Apple has been granted a patent for an Apple Watch with Optical Sensing that further supports AssistiveTouch
In 2021, Apple introduced AssistiveTouch for Apple watchOS 8. AssistiveTouch for watchOS enables people with upper-body limb differences to use Apple Watch without ever having to touch the display or controls. Using built-in motion sensors and on-device learning, Apple Watch detects subtle differences in muscle movements and tendon activity, letting you control the display through hand gestures like a pinch or a clench.
In May 2021, Patently Apple covered Apple's initial patent covering this technology, with one of the patent figure sets presented below.
Today the U.S. Patent and Trademark Office officially granted Apple a second patent that relates to AssistiveTouch wrist-gesture technology.
Apple's invention relates to Apple Watch with its optical sensor being used to recognize gestures made by a user of the watch. In one example, one or more light sources can be positioned on the back or skin-facing side of Apple Watch, a wristband, an armband, a leg-band, a chest-band, a headband, or the like.
The optical sensor can be positioned near the one or more light sources on the same side of the wearable device. During operation, light can be emitted from the one or more light sources and sensed using the optical sensor. Changes in the sensed light caused by movements of the user wearing the device can be used to recognize user gestures.
Apple's patent FIG. 1 below illustrates an exemplary wearable device near a user's skin; FIG. 2 illustrates an exemplary wearable device separated a distance from a user's skin; FIG. 4 illustrates an open hand of a user wearing an exemplary wearable device and FIG. 5 illustrates a clenched first of a user wearing an exemplary wearable device.

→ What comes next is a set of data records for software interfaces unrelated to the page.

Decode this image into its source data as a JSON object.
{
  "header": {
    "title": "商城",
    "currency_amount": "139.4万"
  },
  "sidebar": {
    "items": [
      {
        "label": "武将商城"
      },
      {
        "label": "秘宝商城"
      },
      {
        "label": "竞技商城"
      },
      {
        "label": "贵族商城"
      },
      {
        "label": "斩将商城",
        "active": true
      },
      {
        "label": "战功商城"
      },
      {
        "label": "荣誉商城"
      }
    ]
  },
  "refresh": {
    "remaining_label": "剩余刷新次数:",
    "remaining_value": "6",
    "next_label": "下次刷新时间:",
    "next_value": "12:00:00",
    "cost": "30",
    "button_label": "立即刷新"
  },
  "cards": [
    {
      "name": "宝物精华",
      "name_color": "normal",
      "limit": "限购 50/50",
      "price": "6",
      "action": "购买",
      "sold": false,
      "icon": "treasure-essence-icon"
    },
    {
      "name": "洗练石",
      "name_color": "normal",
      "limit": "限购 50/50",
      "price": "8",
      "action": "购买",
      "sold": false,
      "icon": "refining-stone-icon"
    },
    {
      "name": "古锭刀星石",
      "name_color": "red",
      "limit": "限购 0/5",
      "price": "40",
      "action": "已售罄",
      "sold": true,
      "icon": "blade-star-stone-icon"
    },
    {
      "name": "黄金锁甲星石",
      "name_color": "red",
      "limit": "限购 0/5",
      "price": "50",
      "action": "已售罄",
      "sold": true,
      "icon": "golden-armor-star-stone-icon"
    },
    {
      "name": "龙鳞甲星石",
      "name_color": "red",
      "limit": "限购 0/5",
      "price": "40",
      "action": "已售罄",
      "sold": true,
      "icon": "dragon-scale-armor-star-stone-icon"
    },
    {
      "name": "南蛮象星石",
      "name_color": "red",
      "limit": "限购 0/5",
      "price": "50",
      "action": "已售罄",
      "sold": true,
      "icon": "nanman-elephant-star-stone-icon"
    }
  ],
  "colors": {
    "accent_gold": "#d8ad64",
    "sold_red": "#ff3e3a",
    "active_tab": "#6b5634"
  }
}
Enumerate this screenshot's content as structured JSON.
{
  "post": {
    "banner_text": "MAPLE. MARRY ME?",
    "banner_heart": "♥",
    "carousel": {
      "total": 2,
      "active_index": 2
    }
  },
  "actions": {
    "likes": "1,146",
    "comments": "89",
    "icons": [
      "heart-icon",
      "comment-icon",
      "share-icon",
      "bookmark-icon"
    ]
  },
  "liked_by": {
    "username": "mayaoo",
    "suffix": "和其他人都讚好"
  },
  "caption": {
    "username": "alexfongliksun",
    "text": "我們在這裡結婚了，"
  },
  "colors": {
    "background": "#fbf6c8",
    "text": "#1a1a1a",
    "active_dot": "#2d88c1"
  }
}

Apple's patent FIG. 10 above illustrates an exemplary process for recognizing gestures using an optical sensor and performing functions corresponding to the recognized gestures.
For more details, review Apple's granted patent 11,422,635.